NEW YORK — A yearlong investigation by the Securities and Exchange Commission has found that many pension and 401(k) consultants receive large hidden payments from the investment firms they recommend to retirement-plan clients, according to people familiar with the matter.
The SEC, in a report to be released as early as today, is expected to say that the pension and 401(k) consulting industry is beset by widespread conflicts of interest that often are not properly disclosed to clients.
Pension and 401(k) administrators rely on consultants to help them pick money managers and specific investments for the millions of workers in their plans. The consultants supposedly sift through investment strategies and track records to identify the most capable managers.
But the SEC found that many consultants don't reveal that their advice may be influenced by their extensive business ties to the investment firms, according to the sources.
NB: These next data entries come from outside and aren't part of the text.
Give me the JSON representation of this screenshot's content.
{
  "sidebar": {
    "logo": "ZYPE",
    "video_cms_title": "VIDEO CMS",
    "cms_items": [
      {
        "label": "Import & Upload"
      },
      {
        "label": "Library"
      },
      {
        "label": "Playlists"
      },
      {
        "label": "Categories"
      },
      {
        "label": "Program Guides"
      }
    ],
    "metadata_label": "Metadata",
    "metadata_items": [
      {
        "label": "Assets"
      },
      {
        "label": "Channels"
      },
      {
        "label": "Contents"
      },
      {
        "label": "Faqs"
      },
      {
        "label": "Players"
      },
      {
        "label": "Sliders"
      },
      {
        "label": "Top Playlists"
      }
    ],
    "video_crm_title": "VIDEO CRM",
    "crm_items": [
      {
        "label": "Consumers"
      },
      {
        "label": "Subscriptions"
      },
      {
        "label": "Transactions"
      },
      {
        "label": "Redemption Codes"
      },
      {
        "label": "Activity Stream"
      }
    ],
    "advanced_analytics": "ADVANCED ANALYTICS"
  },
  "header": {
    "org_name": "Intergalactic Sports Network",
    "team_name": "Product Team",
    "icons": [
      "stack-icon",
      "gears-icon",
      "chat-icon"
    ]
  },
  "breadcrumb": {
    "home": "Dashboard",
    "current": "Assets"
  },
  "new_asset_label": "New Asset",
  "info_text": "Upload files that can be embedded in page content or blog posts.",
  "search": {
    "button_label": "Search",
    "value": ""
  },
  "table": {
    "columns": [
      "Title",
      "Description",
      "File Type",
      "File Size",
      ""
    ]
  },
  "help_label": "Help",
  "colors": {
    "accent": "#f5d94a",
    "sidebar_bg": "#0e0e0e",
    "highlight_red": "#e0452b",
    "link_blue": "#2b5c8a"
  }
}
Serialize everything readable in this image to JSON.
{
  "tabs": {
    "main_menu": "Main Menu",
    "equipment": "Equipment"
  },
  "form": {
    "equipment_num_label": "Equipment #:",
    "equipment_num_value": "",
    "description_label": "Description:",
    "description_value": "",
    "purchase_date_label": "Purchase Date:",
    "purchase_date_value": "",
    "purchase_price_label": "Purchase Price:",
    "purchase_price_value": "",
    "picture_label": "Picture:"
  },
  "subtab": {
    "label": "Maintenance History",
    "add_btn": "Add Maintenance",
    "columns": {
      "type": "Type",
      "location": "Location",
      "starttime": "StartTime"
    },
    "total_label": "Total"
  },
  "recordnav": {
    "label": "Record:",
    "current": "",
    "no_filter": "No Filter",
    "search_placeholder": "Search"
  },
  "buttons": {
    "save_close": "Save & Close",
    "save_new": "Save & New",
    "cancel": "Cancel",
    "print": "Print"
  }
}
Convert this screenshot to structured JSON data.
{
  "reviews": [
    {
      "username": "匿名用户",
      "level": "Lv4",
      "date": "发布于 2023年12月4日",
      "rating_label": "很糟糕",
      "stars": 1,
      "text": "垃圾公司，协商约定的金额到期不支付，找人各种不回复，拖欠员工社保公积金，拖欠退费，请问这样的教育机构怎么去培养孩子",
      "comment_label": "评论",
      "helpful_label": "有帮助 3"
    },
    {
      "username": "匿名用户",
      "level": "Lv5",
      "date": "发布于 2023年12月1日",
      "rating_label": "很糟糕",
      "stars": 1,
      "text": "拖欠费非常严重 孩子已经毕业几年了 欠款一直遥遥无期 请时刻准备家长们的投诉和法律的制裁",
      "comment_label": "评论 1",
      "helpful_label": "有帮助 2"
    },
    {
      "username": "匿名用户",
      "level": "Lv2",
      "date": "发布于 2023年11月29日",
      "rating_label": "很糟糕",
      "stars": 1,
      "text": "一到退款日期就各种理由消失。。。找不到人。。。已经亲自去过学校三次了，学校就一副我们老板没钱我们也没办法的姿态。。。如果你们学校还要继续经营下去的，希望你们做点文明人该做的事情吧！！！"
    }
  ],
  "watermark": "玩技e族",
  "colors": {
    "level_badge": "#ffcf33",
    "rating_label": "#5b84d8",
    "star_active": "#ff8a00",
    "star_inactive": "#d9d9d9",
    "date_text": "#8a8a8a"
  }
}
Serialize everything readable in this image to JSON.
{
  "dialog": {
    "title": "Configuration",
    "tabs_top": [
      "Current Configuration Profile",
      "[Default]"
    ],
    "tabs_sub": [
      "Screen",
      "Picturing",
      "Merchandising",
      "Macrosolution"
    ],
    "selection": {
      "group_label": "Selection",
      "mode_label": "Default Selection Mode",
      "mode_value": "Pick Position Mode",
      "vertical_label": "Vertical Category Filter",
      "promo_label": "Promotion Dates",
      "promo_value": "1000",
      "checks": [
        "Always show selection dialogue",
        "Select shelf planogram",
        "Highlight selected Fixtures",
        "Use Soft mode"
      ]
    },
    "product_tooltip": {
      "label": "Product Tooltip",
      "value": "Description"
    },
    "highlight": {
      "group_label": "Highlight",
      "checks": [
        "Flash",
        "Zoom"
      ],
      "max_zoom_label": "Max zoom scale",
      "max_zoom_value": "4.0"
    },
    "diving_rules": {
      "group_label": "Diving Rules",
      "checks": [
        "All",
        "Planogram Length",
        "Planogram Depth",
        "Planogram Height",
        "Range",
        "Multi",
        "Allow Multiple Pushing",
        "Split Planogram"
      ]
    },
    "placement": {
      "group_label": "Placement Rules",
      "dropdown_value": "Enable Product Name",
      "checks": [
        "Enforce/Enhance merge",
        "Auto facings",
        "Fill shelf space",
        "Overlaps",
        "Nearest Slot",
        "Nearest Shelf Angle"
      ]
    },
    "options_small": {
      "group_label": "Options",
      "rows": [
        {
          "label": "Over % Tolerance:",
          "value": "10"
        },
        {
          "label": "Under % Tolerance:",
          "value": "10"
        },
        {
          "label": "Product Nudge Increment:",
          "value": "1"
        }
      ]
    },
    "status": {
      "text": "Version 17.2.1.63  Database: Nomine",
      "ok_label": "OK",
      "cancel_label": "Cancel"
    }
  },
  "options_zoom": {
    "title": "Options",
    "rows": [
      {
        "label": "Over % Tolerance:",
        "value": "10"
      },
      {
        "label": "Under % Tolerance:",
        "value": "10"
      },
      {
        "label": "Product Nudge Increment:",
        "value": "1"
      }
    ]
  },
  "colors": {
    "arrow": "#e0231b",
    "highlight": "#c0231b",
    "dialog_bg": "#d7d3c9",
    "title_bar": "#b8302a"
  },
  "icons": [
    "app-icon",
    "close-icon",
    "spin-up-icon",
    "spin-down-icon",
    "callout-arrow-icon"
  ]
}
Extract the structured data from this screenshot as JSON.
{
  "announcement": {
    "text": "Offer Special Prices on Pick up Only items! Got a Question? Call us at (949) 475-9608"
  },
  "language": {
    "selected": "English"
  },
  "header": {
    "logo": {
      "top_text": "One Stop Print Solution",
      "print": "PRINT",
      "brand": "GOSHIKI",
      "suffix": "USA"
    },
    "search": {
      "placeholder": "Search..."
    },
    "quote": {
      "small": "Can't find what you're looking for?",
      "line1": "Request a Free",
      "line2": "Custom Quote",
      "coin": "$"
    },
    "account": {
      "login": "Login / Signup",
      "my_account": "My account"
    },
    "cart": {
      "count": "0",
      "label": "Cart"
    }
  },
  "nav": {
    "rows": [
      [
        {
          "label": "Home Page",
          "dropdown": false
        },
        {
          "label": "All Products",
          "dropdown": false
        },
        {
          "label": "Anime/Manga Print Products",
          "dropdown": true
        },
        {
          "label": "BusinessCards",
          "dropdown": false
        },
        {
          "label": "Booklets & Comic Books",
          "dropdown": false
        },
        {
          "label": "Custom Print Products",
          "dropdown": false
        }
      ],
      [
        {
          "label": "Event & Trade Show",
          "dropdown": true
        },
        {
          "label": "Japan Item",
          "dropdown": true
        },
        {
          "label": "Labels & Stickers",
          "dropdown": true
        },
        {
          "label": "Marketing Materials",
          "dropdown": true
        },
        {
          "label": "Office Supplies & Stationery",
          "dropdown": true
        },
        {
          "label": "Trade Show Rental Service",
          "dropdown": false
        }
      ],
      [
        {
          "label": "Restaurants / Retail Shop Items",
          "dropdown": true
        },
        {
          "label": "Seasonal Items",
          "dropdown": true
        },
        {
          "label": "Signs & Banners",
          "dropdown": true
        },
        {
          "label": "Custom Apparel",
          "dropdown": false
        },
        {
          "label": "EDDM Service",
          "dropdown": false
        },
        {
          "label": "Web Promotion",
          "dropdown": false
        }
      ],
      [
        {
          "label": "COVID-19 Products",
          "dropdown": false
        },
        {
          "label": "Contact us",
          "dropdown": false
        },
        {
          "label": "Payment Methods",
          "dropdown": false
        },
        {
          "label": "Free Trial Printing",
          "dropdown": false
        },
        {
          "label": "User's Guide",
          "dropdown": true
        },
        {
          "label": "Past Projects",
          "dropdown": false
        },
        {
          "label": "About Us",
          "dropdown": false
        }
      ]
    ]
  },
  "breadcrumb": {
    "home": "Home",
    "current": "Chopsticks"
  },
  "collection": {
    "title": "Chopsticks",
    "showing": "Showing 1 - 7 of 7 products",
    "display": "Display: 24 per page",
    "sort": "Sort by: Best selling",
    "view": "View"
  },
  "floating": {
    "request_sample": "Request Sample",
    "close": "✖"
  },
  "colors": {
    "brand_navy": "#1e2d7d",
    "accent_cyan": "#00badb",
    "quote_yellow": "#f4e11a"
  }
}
For example, some consultants hold investment conferences that money managers pay large fees to attend. Consultants also sell various research, technology and data services to the investment firms.
There is nothing inherently wrong with selling services to money managers, but consultants have a fiduciary obligation to disclose conflicts that may taint their advice.
What frequently happens, critics say, is a pay-to-play arrangement in which consultants recommend money managers that buy their services rather than those with superior investment credentials.
"It's like the Wild West," said Ward Harris, managing director of McHenry Consulting, an independent retirement plan advisory firm in Emeryville, Calif., who has been critical of many industry practices. "If you get paid by the plan and at the same time you're selling consulting or software or data to the money managers, that's a conflict of interest," Harris said.
The undisclosed conflicts could saddle pension and 401(k) participants with underperforming or high-cost investments that drain their retirement nest eggs.
"There are a lot of losers," Harris said. "The No. 1 loser is the participant in the plan. The No. 2 loser is the taxpayer because we're subsidizing this."
Investment firms are eager to manage money for pensions and 401(k)s because such work can be extremely lucrative. It's a stable business that generates increasing profits as assets grow.
In some cases, according to critics, money managers have little use for the consultants' services and buy them solely to curry favor.
Selling services to money managers can often be more profitable than advising retirement plans, Harris said.
The SEC could potentially recommend rule changes to correct problems in the industry, such as requiring greater disclosure of relationships between pension advisors and investment managers.